Solo Artist Dances His Way Out Religious Past

In his first major solo show, Dror Liberman displays honesty and talent as he depicts parts of his life story growing up in a large religious family.

Gadi Dagon

Dror Liberman’s one-man show “Not Soft and Not Light” is a delightful surprise. After all, it’s not every day that one gets to see a fresh young talent making a genuine personal statement. Two years ago I saw Liberman’s brief debut work, which was part of a dance program for traditionally observant men (and part of Ronen Itzhaki’s Between Heaven and Earth Festival). He’s come a long way since. He’s gained confidence and translated parts of his life story into a show in which there isn’t a single dull moment.

Liberman, 27, was born in Jerusalem. He has 10 siblings and grew up in a religious household. He decided to serve in the army but afterward, rather than study medicine as his parents wanted, he made a very different choice – to become a dancer.

He begins the show with what looks like a martial arts training session, combining gentleness and strength. It’s a display of his abilities, and perhaps also a statement that an internal war has waged within him his entire life. Outwardly, one is impressed by his flexibility and impressive acrobatic ability – as witnessed by front and back flips, and more. But what really catches the eye is the quickness and lightness of his leaps and quiet landings, which recall a panther.

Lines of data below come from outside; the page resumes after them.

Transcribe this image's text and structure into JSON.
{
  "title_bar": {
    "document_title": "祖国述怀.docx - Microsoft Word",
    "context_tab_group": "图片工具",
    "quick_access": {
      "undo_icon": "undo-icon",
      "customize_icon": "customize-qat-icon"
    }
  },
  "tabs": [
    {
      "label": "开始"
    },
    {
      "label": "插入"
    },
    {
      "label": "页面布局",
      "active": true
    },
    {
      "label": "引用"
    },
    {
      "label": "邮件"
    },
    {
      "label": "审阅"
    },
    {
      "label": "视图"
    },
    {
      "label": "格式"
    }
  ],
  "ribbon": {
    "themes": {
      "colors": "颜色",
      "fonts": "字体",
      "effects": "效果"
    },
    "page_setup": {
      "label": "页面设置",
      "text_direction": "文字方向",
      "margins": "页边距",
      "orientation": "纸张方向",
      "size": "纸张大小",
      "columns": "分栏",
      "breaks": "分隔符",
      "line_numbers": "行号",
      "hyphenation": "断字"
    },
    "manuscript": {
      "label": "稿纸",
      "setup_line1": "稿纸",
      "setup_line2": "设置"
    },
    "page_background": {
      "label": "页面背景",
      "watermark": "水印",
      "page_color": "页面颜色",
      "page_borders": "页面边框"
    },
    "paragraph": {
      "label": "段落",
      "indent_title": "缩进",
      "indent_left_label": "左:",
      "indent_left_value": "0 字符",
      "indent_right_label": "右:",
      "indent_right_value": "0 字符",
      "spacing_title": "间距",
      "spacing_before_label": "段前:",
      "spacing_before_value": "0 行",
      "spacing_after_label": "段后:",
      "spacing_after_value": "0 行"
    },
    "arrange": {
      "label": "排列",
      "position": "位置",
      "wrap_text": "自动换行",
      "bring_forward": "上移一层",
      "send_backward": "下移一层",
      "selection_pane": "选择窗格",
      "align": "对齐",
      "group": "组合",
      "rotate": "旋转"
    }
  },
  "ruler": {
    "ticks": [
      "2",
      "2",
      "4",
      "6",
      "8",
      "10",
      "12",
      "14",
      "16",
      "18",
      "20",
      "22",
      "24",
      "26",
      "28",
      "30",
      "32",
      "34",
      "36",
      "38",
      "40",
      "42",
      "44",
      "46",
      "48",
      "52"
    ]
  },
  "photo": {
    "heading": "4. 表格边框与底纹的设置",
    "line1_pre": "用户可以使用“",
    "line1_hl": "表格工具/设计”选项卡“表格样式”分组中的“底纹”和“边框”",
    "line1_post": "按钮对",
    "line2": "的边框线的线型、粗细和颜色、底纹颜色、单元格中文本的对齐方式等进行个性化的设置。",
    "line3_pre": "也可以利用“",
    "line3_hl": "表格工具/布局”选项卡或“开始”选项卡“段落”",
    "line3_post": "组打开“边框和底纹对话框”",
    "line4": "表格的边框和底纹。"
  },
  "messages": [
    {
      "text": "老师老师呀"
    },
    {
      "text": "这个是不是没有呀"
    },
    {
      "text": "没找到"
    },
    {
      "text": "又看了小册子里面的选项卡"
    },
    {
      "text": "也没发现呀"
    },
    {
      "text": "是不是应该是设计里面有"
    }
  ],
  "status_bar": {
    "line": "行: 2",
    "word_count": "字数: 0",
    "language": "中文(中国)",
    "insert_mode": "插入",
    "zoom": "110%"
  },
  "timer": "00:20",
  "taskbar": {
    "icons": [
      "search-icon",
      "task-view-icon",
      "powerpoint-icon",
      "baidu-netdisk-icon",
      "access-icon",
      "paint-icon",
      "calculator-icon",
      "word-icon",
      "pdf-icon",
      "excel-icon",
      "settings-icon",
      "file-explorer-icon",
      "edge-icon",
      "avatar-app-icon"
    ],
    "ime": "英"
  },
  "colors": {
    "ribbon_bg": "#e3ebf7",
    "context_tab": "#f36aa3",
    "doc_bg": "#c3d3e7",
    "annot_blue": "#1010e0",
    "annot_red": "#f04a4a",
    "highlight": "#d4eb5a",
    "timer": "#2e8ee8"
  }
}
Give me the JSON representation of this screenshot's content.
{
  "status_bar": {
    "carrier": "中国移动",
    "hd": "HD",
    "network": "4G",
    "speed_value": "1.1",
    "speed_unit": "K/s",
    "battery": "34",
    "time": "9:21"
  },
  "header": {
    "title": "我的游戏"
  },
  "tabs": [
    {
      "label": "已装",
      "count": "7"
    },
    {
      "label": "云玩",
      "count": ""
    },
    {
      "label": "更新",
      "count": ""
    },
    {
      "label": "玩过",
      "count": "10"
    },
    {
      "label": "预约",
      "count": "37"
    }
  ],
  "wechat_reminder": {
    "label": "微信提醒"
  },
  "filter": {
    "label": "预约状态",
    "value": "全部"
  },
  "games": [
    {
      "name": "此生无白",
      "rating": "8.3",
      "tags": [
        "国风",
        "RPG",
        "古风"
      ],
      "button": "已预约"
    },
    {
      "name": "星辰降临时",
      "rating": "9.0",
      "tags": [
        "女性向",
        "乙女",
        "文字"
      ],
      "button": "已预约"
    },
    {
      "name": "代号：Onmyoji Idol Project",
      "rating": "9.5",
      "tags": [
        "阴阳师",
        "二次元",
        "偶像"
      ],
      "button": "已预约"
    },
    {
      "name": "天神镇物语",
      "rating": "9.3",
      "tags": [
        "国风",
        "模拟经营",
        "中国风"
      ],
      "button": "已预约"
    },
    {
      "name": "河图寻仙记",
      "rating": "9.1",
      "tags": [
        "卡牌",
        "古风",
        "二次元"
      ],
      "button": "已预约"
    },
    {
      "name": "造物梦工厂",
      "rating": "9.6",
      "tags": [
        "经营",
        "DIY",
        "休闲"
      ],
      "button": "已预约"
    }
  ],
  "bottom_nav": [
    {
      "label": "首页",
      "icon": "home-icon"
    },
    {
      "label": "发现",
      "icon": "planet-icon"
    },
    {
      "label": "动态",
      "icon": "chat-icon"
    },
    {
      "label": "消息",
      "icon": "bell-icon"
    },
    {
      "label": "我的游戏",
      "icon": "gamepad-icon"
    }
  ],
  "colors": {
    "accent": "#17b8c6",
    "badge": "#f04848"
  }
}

Then he recites the names of many of his family members throughout the generations, in biblical style, with each name accompanied by a representative movement. When he reaches his own name, he starts to pound his chest. He says his name and beats his chest, again and again, like in the Yom Kippur prayer. He explains that each of his 10 siblings are married with children, while only he remains unmarried and is no longer religious. They are like a herd, he says, getting down on his knees and moving through the space while making mooing sounds in a pitying and derisive tone, which gradually turns to outbursts of anger.

Gadi Dagon

Obsession with pain

His movements evoke associations from the past. For instance, he pours a bottle of water over his sweaty body, takes off his shirt and starts to wipe the floor and scrub the shirt. This recalls his childhood, when he had to wash his brothers and sisters’ clothes – until, when it was time for his Bar Mitzvah, he asked for a washing machine as a present.

Liberman is obsessed with pain and the body. In one segment, he runs on a collision course toward a wall and tries to climb it. Again and again he tries, hurting his unprotected body that is thrust against the wall, as if the outward pain can make the inner pain go away. He does not let up; he is absolutely tenacious. Finally, he manages to leap high enough to grasp a ring with two hands. As soon as he does, he releases one hand – as if checking his abilities – and then loses interest altogether and falls.

Sometimes he stands still and sings traditional songs that were part of his childhood. The viewer is impressed by his stage presence, the naturalness and candidness of his presentation, the clarity of his diction and his singing ability. Although he is now in the secular world, each word immediately relates to the way of thinking and speaking from before. When he exclaims how wonderful dance is, the phrases that burst out are often biblical ones.

In the final segment, also inspired by Jewish tradition, he counts the meaningful things in his life – in the style of the “Echad Mi Yodea?” (“Who Knows One?”) song of the Passover Seder, but in reverse order. The segment is interspersed with lots of back flips, which have the audience worrying that the exhausted dancer might hurt himself. When he gets to “Who knows two?”, he says “Two parents.” But when he gets to one, he has trouble saying “One is our God.”

This is not a work that was created casually with an eye for what’s in vogue. It’s a work brimming with the honesty and talent of a new artist. Liberman has jumped through numerous physical hurdles to reach this stage, and although he still lacks that high-level artistic polish, that can be improved.

“Not Soft and Not Light,” choreographed and performed by Dror Liberman. Concept development partner: Netta Wieser. Lighting and Sound: Yoni Tal. Next performances at the Clipa Theater for Performance Art, Tel Aviv, on October 10 and October 31.